One of the most anxious times of my life was when I was first telling someone from my old life my intentions for a new one. For instance, after I separated from my wife of 26 years, there was a time when I was dressing and living differently at work from how I was on the weekends. I was living as Dave at work and with my two children, and as Dana among my new friends. At some point, with the help of my therapist and a support group she ran, I realized I just couldn't continue living this way, and started to develop a plan to fully transition so that I could live as my most authentic self with all of my various relationships. The first people I told about my plans were James and Tom, a couple I met at my children's school, who I continued to stay friendly with after my wife and I divorced. They had invited me over for dinner at their house one evening, and I decided that I could trust them. I walked them through my recent gender odyssey. As I hoped, they were amazingly supportive. Before I left their home that night James had already changed my contact information to Dana in his phone!
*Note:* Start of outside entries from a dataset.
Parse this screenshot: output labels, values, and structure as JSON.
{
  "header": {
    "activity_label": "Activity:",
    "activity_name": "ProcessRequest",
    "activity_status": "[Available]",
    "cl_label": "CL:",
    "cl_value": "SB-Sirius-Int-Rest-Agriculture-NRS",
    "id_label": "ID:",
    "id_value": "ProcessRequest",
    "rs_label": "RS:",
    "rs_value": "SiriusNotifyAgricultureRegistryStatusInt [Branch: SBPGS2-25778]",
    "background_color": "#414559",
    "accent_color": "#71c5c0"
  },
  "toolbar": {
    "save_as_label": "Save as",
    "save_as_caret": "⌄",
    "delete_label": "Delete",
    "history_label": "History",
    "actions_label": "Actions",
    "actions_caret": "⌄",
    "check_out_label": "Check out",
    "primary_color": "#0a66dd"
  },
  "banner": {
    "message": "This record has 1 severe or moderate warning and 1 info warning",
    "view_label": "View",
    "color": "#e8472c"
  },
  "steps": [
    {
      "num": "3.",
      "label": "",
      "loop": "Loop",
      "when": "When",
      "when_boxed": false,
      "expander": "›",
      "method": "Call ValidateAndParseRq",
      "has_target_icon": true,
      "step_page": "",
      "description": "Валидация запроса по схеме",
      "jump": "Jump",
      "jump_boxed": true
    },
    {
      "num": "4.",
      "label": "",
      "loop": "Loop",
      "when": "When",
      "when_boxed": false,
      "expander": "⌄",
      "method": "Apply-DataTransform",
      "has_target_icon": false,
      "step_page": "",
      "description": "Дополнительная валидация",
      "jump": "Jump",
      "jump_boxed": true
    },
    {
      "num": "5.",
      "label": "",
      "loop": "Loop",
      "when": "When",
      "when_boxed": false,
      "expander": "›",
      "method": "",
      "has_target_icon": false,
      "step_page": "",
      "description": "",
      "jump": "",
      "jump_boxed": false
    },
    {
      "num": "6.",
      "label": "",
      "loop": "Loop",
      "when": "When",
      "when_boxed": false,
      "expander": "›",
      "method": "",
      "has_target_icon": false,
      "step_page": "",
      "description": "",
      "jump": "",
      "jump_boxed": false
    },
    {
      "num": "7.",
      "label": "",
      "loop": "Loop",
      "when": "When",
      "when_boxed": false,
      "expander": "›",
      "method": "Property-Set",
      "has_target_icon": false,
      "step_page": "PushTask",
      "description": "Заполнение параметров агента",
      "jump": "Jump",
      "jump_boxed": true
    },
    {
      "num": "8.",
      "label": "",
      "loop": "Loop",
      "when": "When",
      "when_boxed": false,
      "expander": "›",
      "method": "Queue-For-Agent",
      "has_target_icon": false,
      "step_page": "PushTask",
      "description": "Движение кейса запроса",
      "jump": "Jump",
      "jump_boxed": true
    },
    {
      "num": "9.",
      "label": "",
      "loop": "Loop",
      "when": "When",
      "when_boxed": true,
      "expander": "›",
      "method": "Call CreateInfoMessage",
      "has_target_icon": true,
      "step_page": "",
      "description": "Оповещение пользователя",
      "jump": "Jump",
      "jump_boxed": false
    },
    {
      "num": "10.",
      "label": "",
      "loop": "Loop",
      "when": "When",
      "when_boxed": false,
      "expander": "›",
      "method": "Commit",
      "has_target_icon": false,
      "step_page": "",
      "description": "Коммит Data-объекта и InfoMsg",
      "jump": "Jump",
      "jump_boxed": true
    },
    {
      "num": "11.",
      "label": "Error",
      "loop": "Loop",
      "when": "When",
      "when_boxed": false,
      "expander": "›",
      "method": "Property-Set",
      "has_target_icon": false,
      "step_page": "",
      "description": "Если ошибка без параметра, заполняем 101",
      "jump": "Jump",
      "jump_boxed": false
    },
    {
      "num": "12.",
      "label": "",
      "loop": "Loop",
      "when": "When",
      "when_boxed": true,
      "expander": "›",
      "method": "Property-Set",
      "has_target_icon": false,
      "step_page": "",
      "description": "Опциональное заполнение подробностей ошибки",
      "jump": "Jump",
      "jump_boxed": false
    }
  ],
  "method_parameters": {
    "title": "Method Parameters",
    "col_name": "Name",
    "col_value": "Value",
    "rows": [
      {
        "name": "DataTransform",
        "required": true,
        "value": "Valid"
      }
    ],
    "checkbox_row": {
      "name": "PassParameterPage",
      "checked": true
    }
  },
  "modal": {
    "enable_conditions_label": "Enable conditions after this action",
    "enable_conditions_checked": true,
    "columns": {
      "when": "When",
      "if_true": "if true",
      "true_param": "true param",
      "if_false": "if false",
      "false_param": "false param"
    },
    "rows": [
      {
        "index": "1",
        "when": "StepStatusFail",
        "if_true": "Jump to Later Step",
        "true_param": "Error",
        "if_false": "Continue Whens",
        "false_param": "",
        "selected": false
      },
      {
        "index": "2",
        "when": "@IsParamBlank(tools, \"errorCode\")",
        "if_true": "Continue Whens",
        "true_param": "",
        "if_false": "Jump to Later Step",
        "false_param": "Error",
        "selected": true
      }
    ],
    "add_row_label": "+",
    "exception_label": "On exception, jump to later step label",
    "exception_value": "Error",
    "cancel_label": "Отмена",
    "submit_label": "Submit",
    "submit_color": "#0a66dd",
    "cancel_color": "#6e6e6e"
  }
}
Their positive response made me more comfortable, but my personal goal was to keep this information private until I was ready to transition at work. I had two issues to deal with: my office and my children. I also believe that withholding your intention to transition from others has an additional advantage in that it gives you a little more flexibility and at the same time, control about when and how you come out.(Continues…)
Excerpted from "Transitioning in the Workplace"
Copyright © 2018 Dana Pizzuti.
Excerpted by permission of Jessica Kingsley Publishers.
All rights reserved. No part of this excerpt may be reproduced or reprinted without permission in writing from the publisher.
Excerpts are provided by Dial-A-Book Inc. solely for the personal use of visitors to this web site.
Table of ContentsPart I: Preparing to Transition. 1. Conducting a Personal Situation Analysis. 2. Charting Your Medical Future. 3. Knowing Your Legal Foundation. Part II: Bringing Your Transition to Work. 4. Making Your Initial Declaration. 5. Informing Colleagues and Customers. 6. The First Day Back. Part III: Beyond the Reveal. 7. Getting Back to Work. 8. Creating a Support System for the Workplace. 9. How to Deal with Difficult People. 10 Making Your Next Move: The Best Places for Trans persons to Work. 11. It All Comes Together.